Svalbard Global Seed Vault does for the world's seeds, tincture vaults would safely store cancer cells, allergens, viruses, and other anti-diseases.You can read the whole column here. My other recent column considers what a world with magnetic people would be like: You can read the rest of that column here. By turning the tried and true skeptical method of reserving judgment or conclusion until proper evidence is presented on its head, I hope to attack pseudoscience from a new angle. Rather than looking at systematic reviews that most people wouldn't understand, I want to take the weird into the world, using our own observations as the evidence.
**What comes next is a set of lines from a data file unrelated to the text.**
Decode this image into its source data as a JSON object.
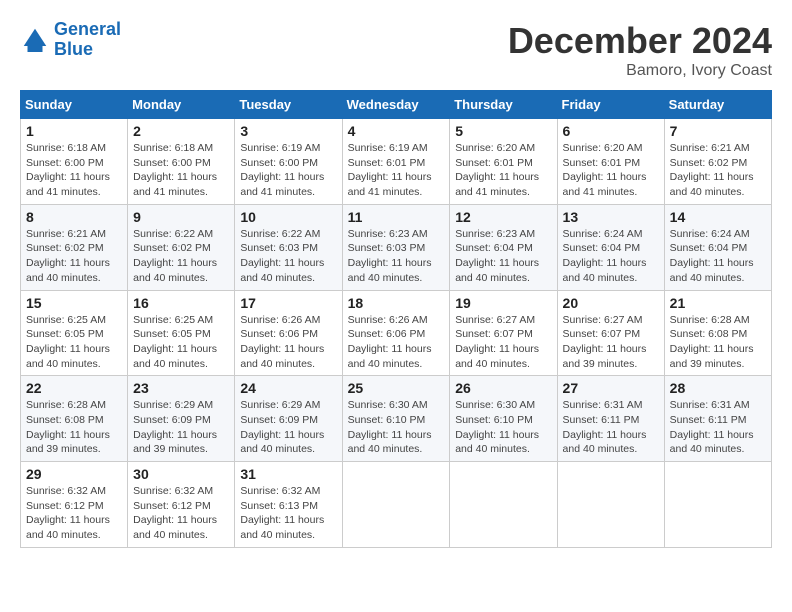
{
  "header": {
    "logo_line1": "General",
    "logo_line2": "Blue",
    "month_title": "December 2024",
    "location": "Bamoro, Ivory Coast"
  },
  "weekdays": [
    "Sunday",
    "Monday",
    "Tuesday",
    "Wednesday",
    "Thursday",
    "Friday",
    "Saturday"
  ],
  "weeks": [
    [
      {
        "day": "1",
        "info": "Sunrise: 6:18 AM\nSunset: 6:00 PM\nDaylight: 11 hours and 41 minutes."
      },
      {
        "day": "2",
        "info": "Sunrise: 6:18 AM\nSunset: 6:00 PM\nDaylight: 11 hours and 41 minutes."
      },
      {
        "day": "3",
        "info": "Sunrise: 6:19 AM\nSunset: 6:00 PM\nDaylight: 11 hours and 41 minutes."
      },
      {
        "day": "4",
        "info": "Sunrise: 6:19 AM\nSunset: 6:01 PM\nDaylight: 11 hours and 41 minutes."
      },
      {
        "day": "5",
        "info": "Sunrise: 6:20 AM\nSunset: 6:01 PM\nDaylight: 11 hours and 41 minutes."
      },
      {
        "day": "6",
        "info": "Sunrise: 6:20 AM\nSunset: 6:01 PM\nDaylight: 11 hours and 41 minutes."
      },
      {
        "day": "7",
        "info": "Sunrise: 6:21 AM\nSunset: 6:02 PM\nDaylight: 11 hours and 40 minutes."
      }
    ],
    [
      {
        "day": "8",
        "info": "Sunrise: 6:21 AM\nSunset: 6:02 PM\nDaylight: 11 hours and 40 minutes."
      },
      {
        "day": "9",
        "info": "Sunrise: 6:22 AM\nSunset: 6:02 PM\nDaylight: 11 hours and 40 minutes."
      },
      {
        "day": "10",
        "info": "Sunrise: 6:22 AM\nSunset: 6:03 PM\nDaylight: 11 hours and 40 minutes."
      },
      {
        "day": "11",
        "info": "Sunrise: 6:23 AM\nSunset: 6:03 PM\nDaylight: 11 hours and 40 minutes."
      },
      {
        "day": "12",
        "info": "Sunrise: 6:23 AM\nSunset: 6:04 PM\nDaylight: 11 hours and 40 minutes."
      },
      {
        "day": "13",
        "info": "Sunrise: 6:24 AM\nSunset: 6:04 PM\nDaylight: 11 hours and 40 minutes."
      },
      {
        "day": "14",
        "info": "Sunrise: 6:24 AM\nSunset: 6:04 PM\nDaylight: 11 hours and 40 minutes."
      }
    ],
    [
      {
        "day": "15",
        "info": "Sunrise: 6:25 AM\nSunset: 6:05 PM\nDaylight: 11 hours and 40 minutes."
      },
      {
        "day": "16",
        "info": "Sunrise: 6:25 AM\nSunset: 6:05 PM\nDaylight: 11 hours and 40 minutes."
      },
      {
        "day": "17",
        "info": "Sunrise: 6:26 AM\nSunset: 6:06 PM\nDaylight: 11 hours and 40 minutes."
      },
      {
        "day": "18",
        "info": "Sunrise: 6:26 AM\nSunset: 6:06 PM\nDaylight: 11 hours and 40 minutes."
      },
      {
        "day": "19",
        "info": "Sunrise: 6:27 AM\nSunset: 6:07 PM\nDaylight: 11 hours and 40 minutes."
      },
      {
        "day": "20",
        "info": "Sunrise: 6:27 AM\nSunset: 6:07 PM\nDaylight: 11 hours and 39 minutes."
      },
      {
        "day": "21",
        "info": "Sunrise: 6:28 AM\nSunset: 6:08 PM\nDaylight: 11 hours and 39 minutes."
      }
    ],
    [
      {
        "day": "22",
        "info": "Sunrise: 6:28 AM\nSunset: 6:08 PM\nDaylight: 11 hours and 39 minutes."
      },
      {
        "day": "23",
        "info": "Sunrise: 6:29 AM\nSunset: 6:09 PM\nDaylight: 11 hours and 39 minutes."
      },
      {
        "day": "24",
        "info": "Sunrise: 6:29 AM\nSunset: 6:09 PM\nDaylight: 11 hours and 40 minutes."
      },
      {
        "day": "25",
        "info": "Sunrise: 6:30 AM\nSunset: 6:10 PM\nDaylight: 11 hours and 40 minutes."
      },
      {
        "day": "26",
        "info": "Sunrise: 6:30 AM\nSunset: 6:10 PM\nDaylight: 11 hours and 40 minutes."
      },
      {
        "day": "27",
        "info": "Sunrise: 6:31 AM\nSunset: 6:11 PM\nDaylight: 11 hours and 40 minutes."
      },
      {
        "day": "28",
        "info": "Sunrise: 6:31 AM\nSunset: 6:11 PM\nDaylight: 11 hours and 40 minutes."
      }
    ],
    [
      {
        "day": "29",
        "info": "Sunrise: 6:32 AM\nSunset: 6:12 PM\nDaylight: 11 hours and 40 minutes."
      },
      {
        "day": "30",
        "info": "Sunrise: 6:32 AM\nSunset: 6:12 PM\nDaylight: 11 hours and 40 minutes."
      },
      {
        "day": "31",
        "info": "Sunrise: 6:32 AM\nSunset: 6:13 PM\nDaylight: 11 hours and 40 minutes."
      },
      null,
      null,
      null,
      null
    ]
  ]
}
It's something that anyone can do, and I hope that you have fun reading what I came up with.
Aside from asking the nerdiest of questions here at Overthinking It, I'm also a ranger for good science. As such, I constantly have my eye out for the good, the bad, and the ugly. The ugliest--pseudoscience--is often the hardest to hunt down and remedy. Much ink has been spilled over countering crazy contraptions, alternative medicines, and conspiracy theories, but we hardly ever hear the other side of the story. By definition, pseudoscience lacks empirical support, but I'm feeling generous. What if "woo" were true? If magnetic people really existed, what would that mean for society? If homeopathy really worked, how would medicine change? Over at my new Reductio ad Absurdum column for Skeptical Inquirer Magazine, I am going through classic pseudosciences to explore the real-world implications of these ideas and theories. My latest, published today, takes a look at homeopathy:
The views expressed are those of the author(s) and are not necessarily those of Scientific American.